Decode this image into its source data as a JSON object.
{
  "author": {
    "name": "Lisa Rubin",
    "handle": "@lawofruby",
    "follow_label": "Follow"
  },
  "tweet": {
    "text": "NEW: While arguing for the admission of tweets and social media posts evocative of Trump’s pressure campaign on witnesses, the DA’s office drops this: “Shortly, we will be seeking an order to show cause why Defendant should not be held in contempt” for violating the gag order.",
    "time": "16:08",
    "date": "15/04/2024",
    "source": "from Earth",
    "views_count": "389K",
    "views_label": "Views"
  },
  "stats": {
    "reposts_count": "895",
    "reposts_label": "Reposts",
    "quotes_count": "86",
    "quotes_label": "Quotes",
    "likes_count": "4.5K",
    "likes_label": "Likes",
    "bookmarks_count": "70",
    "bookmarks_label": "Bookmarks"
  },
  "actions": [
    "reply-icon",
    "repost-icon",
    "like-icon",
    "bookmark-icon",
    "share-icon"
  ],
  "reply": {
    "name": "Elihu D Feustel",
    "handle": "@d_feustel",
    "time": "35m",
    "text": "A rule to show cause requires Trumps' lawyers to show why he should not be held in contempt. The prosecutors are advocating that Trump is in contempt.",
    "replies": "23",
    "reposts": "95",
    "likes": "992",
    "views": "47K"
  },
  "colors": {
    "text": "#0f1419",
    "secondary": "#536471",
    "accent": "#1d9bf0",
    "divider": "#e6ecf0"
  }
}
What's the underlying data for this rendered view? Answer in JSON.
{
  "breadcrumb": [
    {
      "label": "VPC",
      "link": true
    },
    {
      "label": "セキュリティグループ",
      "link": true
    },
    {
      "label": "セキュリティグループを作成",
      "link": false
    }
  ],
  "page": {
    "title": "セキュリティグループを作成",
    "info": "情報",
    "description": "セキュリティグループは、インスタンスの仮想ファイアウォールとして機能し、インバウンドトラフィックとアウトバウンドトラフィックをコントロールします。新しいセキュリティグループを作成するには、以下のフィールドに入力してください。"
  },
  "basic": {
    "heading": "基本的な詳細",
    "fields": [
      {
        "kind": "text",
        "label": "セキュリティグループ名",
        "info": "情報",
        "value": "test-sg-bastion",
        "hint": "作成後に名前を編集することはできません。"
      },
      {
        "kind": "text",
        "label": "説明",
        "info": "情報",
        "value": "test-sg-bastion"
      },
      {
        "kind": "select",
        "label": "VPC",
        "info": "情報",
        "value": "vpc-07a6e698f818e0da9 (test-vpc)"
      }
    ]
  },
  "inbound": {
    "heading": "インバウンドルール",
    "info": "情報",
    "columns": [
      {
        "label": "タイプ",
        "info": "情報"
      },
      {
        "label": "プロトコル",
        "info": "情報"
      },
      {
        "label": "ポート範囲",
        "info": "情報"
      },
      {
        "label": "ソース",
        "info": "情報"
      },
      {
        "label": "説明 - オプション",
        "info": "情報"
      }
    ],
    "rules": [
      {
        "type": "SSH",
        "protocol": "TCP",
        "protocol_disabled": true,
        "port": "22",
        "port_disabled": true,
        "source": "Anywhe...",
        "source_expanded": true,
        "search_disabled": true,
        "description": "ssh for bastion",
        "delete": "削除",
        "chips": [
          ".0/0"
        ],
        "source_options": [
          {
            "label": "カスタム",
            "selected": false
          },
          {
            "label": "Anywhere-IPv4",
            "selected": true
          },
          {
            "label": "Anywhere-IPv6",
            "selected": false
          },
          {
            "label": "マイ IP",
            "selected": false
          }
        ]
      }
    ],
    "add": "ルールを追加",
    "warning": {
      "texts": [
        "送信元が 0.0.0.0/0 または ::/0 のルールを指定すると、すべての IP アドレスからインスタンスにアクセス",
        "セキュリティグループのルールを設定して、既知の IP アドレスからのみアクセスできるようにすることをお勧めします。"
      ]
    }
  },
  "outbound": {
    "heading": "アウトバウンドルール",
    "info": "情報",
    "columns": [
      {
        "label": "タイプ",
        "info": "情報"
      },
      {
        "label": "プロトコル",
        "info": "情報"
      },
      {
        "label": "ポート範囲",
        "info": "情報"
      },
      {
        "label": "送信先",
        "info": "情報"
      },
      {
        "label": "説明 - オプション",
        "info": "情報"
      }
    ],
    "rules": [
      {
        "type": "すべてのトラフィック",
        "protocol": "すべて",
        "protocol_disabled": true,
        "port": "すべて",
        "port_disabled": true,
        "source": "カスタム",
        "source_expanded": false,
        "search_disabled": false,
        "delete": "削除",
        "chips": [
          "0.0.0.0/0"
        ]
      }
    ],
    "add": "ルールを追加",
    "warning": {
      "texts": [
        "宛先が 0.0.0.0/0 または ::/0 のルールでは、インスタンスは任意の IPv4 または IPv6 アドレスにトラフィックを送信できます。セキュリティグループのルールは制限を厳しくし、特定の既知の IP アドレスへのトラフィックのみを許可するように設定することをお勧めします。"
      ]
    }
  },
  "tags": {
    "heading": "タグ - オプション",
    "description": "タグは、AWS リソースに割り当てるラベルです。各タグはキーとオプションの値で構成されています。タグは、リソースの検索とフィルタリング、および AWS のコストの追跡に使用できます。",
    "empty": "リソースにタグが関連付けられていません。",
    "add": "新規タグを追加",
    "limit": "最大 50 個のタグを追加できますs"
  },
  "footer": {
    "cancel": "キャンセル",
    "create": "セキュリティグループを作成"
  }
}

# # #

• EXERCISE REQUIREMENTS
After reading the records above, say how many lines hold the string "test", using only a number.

• WRITTEN ANSWER
3